I suppose, that is a normal thing.
Also, in German schools teachers need to teach at least two subjects so you won't find native speakers that only teach their language.
When I went to uni the situation changed dramatically. I studied International Business and part of the "International" bit was language - and all our language teachers were native speakers. We had Business English and Business French with native teachers; some of us learned Mandarin, others Spanish; there were also courses in Japanese offered. All of these were taught by native speakers.
I'm not sure how common that is in other universities but I thought this was awesome.
However, it is simply not feasible to do this in schools on a national level.
All that said, and even though I personally try to have a good pronunciation, I have worked with many nationalities since and many people have accents without this being an issue. I'd say, as long as the accent isn't as bad as to impede communication it ultimately doesn't matter.
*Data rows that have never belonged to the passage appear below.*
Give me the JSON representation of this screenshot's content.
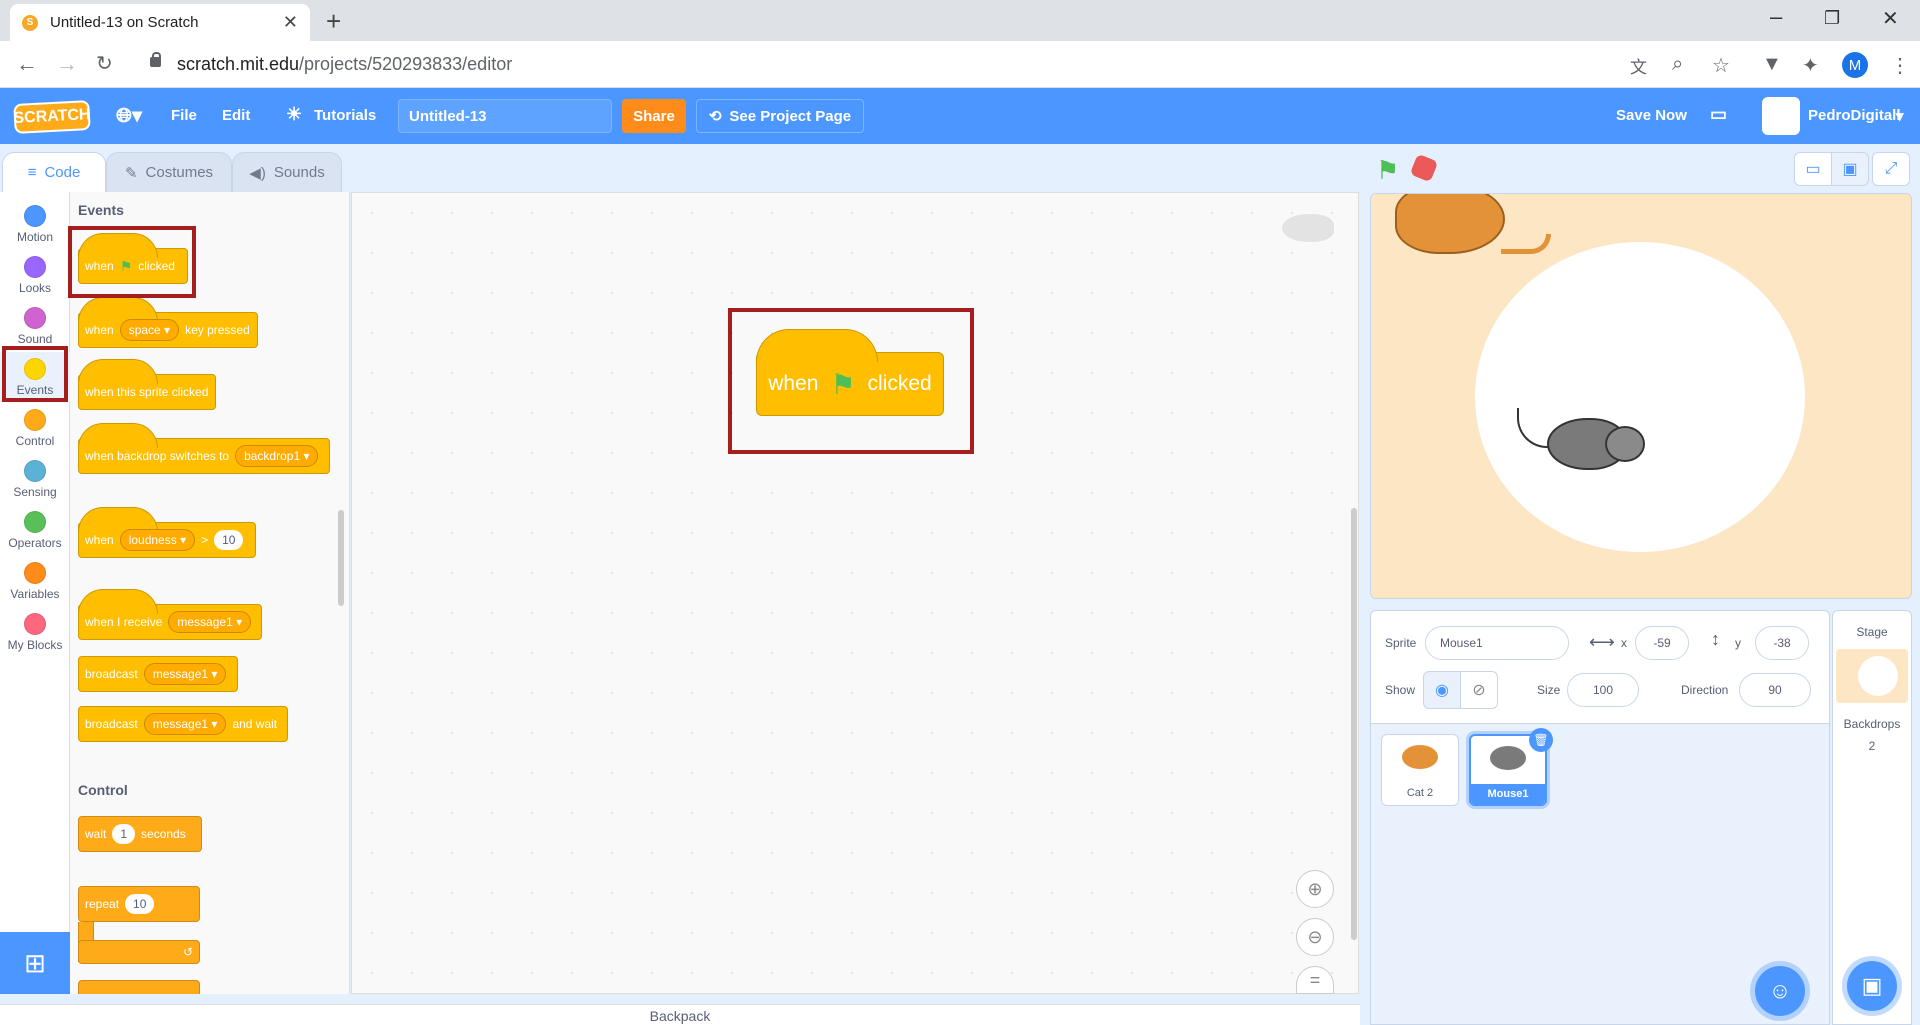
{
  "browser": {
    "tab_title": "Untitled-13 on Scratch",
    "url_host": "scratch.mit.edu",
    "url_path": "/projects/520293833/editor",
    "profile_initial": "M"
  },
  "menubar": {
    "logo": "SCRATCH",
    "file": "File",
    "edit": "Edit",
    "tutorials": "Tutorials",
    "project_title": "Untitled-13",
    "share": "Share",
    "see_project": "See Project Page",
    "save_now": "Save Now",
    "username": "PedroDigitall"
  },
  "editor_tabs": {
    "code": "Code",
    "costumes": "Costumes",
    "sounds": "Sounds"
  },
  "categories": [
    {
      "label": "Motion",
      "color": "#4c97ff"
    },
    {
      "label": "Looks",
      "color": "#9966ff"
    },
    {
      "label": "Sound",
      "color": "#cf63cf"
    },
    {
      "label": "Events",
      "color": "#ffd500"
    },
    {
      "label": "Control",
      "color": "#ffab19"
    },
    {
      "label": "Sensing",
      "color": "#5cb1d6"
    },
    {
      "label": "Operators",
      "color": "#59c059"
    },
    {
      "label": "Variables",
      "color": "#ff8c1a"
    },
    {
      "label": "My Blocks",
      "color": "#ff6680"
    }
  ],
  "flyout": {
    "events_heading": "Events",
    "control_heading": "Control",
    "when": "when",
    "clicked": "clicked",
    "space": "space",
    "key_pressed": "key pressed",
    "sprite_clicked": "when this sprite clicked",
    "backdrop_switches": "when backdrop switches to",
    "backdrop1": "backdrop1",
    "loudness": "loudness",
    "gt": ">",
    "loudness_value": "10",
    "when_i_receive": "when I receive",
    "message1": "message1",
    "broadcast": "broadcast",
    "and_wait": "and wait",
    "wait": "wait",
    "wait_value": "1",
    "seconds": "seconds",
    "repeat": "repeat",
    "repeat_value": "10"
  },
  "script": {
    "when": "when",
    "clicked": "clicked"
  },
  "backpack": "Backpack",
  "sprite_info": {
    "sprite_label": "Sprite",
    "sprite_name": "Mouse1",
    "x_label": "x",
    "x_value": "-59",
    "y_label": "y",
    "y_value": "-38",
    "show_label": "Show",
    "size_label": "Size",
    "size_value": "100",
    "direction_label": "Direction",
    "direction_value": "90"
  },
  "sprites": [
    {
      "name": "Cat 2",
      "color": "#e39238"
    },
    {
      "name": "Mouse1",
      "color": "#7a7a7a"
    }
  ],
  "stage_pane": {
    "title": "Stage",
    "backdrops_label": "Backdrops",
    "backdrops_count": "2"
  },
  "colors": {
    "accent": "#4c97ff",
    "events_block": "#ffbf00",
    "highlight": "#a51d1d"
  }
}
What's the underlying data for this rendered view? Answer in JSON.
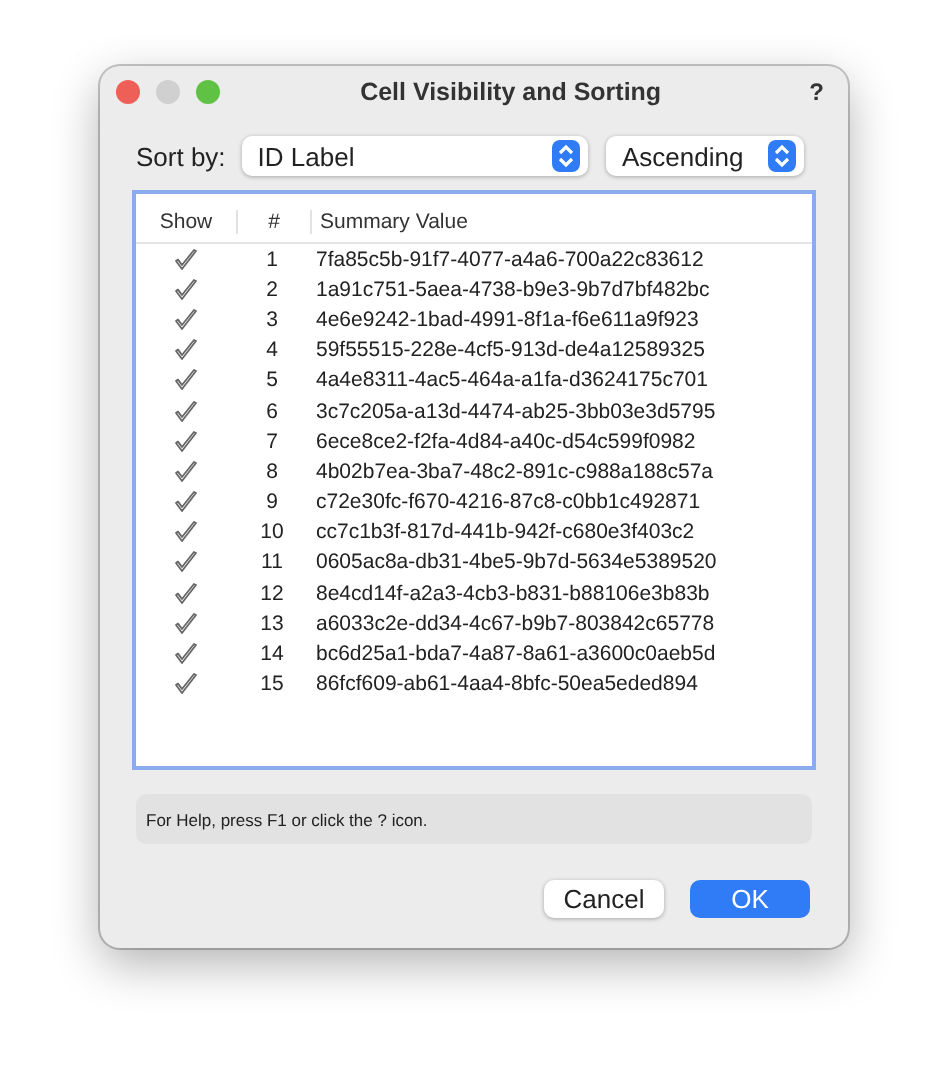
{
  "window": {
    "title": "Cell Visibility and Sorting",
    "help": "?"
  },
  "sort": {
    "label": "Sort by:",
    "field": "ID Label",
    "order": "Ascending"
  },
  "table": {
    "columns": [
      "Show",
      "#",
      "Summary Value"
    ],
    "rows": [
      {
        "show": true,
        "num": "1",
        "value": "7fa85c5b-91f7-4077-a4a6-700a22c83612"
      },
      {
        "show": true,
        "num": "2",
        "value": "1a91c751-5aea-4738-b9e3-9b7d7bf482bc"
      },
      {
        "show": true,
        "num": "3",
        "value": "4e6e9242-1bad-4991-8f1a-f6e611a9f923"
      },
      {
        "show": true,
        "num": "4",
        "value": "59f55515-228e-4cf5-913d-de4a12589325"
      },
      {
        "show": true,
        "num": "5",
        "value": "4a4e8311-4ac5-464a-a1fa-d3624175c701"
      },
      {
        "show": true,
        "num": "6",
        "value": "3c7c205a-a13d-4474-ab25-3bb03e3d5795"
      },
      {
        "show": true,
        "num": "7",
        "value": "6ece8ce2-f2fa-4d84-a40c-d54c599f0982"
      },
      {
        "show": true,
        "num": "8",
        "value": "4b02b7ea-3ba7-48c2-891c-c988a188c57a"
      },
      {
        "show": true,
        "num": "9",
        "value": "c72e30fc-f670-4216-87c8-c0bb1c492871"
      },
      {
        "show": true,
        "num": "10",
        "value": "cc7c1b3f-817d-441b-942f-c680e3f403c2"
      },
      {
        "show": true,
        "num": "11",
        "value": "0605ac8a-db31-4be5-9b7d-5634e5389520"
      },
      {
        "show": true,
        "num": "12",
        "value": "8e4cd14f-a2a3-4cb3-b831-b88106e3b83b"
      },
      {
        "show": true,
        "num": "13",
        "value": "a6033c2e-dd34-4c67-b9b7-803842c65778"
      },
      {
        "show": true,
        "num": "14",
        "value": "bc6d25a1-bda7-4a87-8a61-a3600c0aeb5d"
      },
      {
        "show": true,
        "num": "15",
        "value": "86fcf609-ab61-4aa4-8bfc-50ea5eded894"
      }
    ]
  },
  "status_bar": "For Help, press F1 or click the ? icon.",
  "buttons": [
    {
      "label": "Cancel",
      "kind": "secondary"
    },
    {
      "label": "OK",
      "kind": "primary"
    }
  ]
}
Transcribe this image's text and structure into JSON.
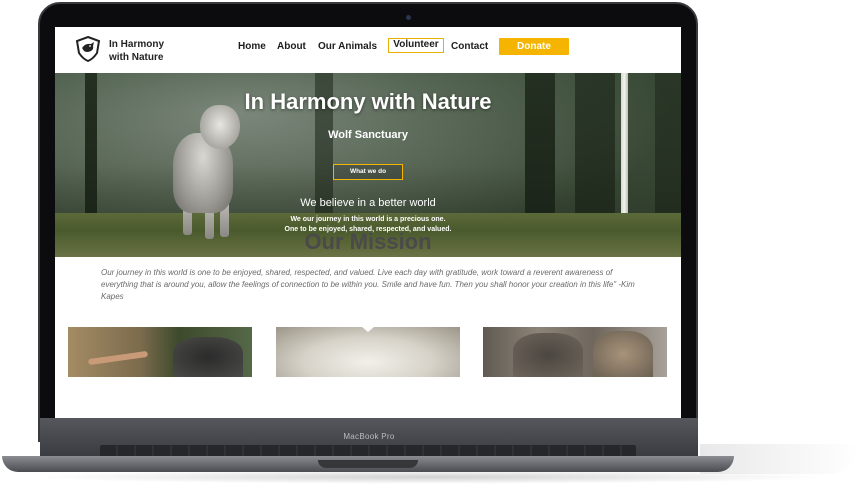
{
  "device": {
    "label": "MacBook Pro"
  },
  "site": {
    "logo": {
      "icon": "wolf-shield-icon",
      "line1": "In Harmony",
      "line2": "with Nature"
    },
    "nav": {
      "home": "Home",
      "about": "About",
      "animals": "Our Animals",
      "volunteer": "Volunteer",
      "contact": "Contact",
      "donate": "Donate"
    },
    "hero": {
      "title": "In Harmony with Nature",
      "subtitle": "Wolf Sanctuary",
      "button": "What we do",
      "believe": "We believe in a better world",
      "journey_line1": "We our journey in this world is a precious one.",
      "journey_line2": "One to be enjoyed, shared, respected, and valued."
    },
    "mission": {
      "title": "Our Mission",
      "quote": "Our journey in this world is one to be enjoyed, shared, respected, and valued. Live each day with gratitude, work toward a reverent awareness of everything that is around you, allow the feelings of connection to be within you. Smile and have fun. Then you shall honor your creation in this life\"  -Kim Kapes"
    },
    "colors": {
      "accent": "#f4b400",
      "heading": "#4a4a4a"
    }
  }
}
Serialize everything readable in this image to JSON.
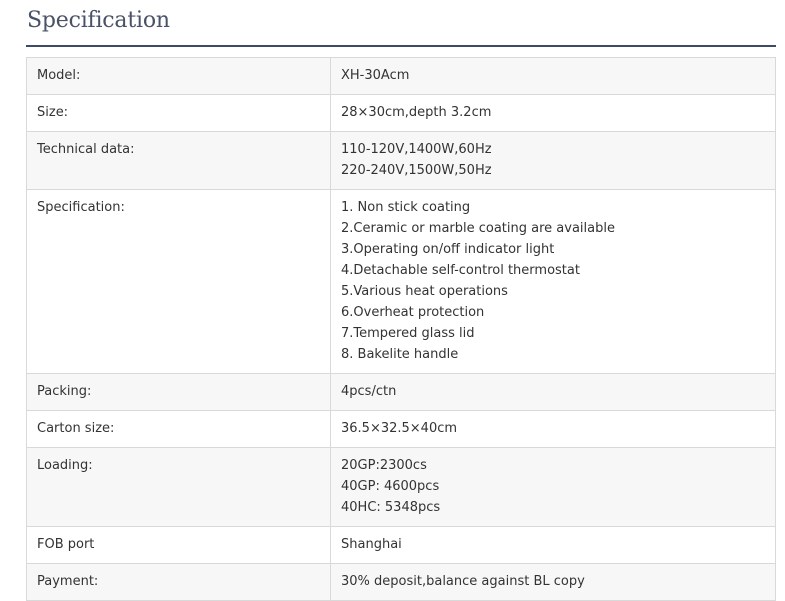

I sort of had an epiphany during my last school years where I had a classmate who had been living abroad for a year and who had married (very young) a guy from Nigeria (not the prince who sends emails) with whom she communicated in English. This classmate had an incredibly strong German accent but because she had so much exposure and practice in English (this was before the internet) she spoke it fluently and was like a walking dictionary. In other words, even though her pronunciation was awful, her English was probably better than any of ours. I realized at that time that, while personally I wanted to achieve an accent-free pronunciation for myself, having a good grasp on grammar, vocabulary and idioms, combined with speaking practice is far more important.
You can communicate with other people in a foreign language with a very strong accent as long as people can make out the words you are saying. But you cannot easily communicate if your vocabulary is too limited even if you pronounce the few words you are able to speak like a native speaker.
In real life, vocabulary (and grammar) beat pronunciation every time.
In light of that, you might want to reevaluate your teacher. Maybe she is a good teacher after all despite her flawed pronunciation?